▶ [What is expected] Search the entries for the word "case". Copy every line where it turns up.

★ ★ ★

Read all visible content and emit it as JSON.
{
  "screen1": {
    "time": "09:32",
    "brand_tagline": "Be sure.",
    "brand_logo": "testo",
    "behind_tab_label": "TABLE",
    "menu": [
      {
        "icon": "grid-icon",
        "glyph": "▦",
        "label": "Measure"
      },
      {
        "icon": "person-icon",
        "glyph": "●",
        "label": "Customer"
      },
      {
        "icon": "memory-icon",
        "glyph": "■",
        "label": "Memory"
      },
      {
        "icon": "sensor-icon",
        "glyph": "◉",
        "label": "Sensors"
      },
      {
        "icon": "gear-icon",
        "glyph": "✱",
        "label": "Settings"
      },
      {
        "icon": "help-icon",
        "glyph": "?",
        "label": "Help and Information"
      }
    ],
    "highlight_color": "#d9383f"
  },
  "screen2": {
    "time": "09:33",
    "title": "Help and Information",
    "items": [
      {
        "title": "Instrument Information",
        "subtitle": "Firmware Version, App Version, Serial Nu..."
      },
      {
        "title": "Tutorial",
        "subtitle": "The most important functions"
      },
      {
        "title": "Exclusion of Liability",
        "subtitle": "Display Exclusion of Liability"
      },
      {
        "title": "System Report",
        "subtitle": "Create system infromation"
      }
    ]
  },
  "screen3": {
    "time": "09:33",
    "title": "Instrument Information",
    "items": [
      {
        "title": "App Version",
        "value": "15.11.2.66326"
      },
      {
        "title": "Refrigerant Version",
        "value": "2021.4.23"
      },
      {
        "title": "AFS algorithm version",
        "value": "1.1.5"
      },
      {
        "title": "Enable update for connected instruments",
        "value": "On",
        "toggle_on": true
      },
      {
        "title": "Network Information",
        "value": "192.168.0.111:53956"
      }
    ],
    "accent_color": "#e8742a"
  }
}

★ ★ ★

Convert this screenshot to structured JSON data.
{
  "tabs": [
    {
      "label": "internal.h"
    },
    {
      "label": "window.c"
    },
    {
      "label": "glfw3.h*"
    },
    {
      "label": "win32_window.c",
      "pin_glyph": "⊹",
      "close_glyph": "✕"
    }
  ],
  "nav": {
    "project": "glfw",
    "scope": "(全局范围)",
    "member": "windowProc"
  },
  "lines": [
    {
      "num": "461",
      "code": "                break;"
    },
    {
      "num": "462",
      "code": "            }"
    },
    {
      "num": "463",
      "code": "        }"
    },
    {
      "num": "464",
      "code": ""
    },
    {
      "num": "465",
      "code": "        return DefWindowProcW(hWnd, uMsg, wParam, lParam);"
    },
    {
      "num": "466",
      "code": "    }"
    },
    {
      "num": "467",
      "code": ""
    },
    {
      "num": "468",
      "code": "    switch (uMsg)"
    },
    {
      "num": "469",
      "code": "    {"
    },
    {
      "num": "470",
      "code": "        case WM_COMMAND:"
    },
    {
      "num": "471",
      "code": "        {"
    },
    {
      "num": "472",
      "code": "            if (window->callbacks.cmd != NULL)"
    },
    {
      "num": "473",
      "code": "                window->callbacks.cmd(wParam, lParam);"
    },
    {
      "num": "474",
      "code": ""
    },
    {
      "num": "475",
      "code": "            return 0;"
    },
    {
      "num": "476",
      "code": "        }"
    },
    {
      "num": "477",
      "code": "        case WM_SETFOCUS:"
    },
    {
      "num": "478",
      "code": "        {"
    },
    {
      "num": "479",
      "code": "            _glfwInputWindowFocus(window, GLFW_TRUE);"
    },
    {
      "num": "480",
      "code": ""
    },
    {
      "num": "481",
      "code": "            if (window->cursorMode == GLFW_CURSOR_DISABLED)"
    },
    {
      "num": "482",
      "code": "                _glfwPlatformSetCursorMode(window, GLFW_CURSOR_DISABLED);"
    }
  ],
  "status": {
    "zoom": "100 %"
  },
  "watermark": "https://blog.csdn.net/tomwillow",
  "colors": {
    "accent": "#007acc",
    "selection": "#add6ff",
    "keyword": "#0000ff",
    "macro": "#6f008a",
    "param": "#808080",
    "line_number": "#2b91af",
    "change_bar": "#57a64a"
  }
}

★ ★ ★

▶ [Solved problem]
      "code": "        case WM_COMMAND:"
      "code": "        case WM_SETFOCUS:"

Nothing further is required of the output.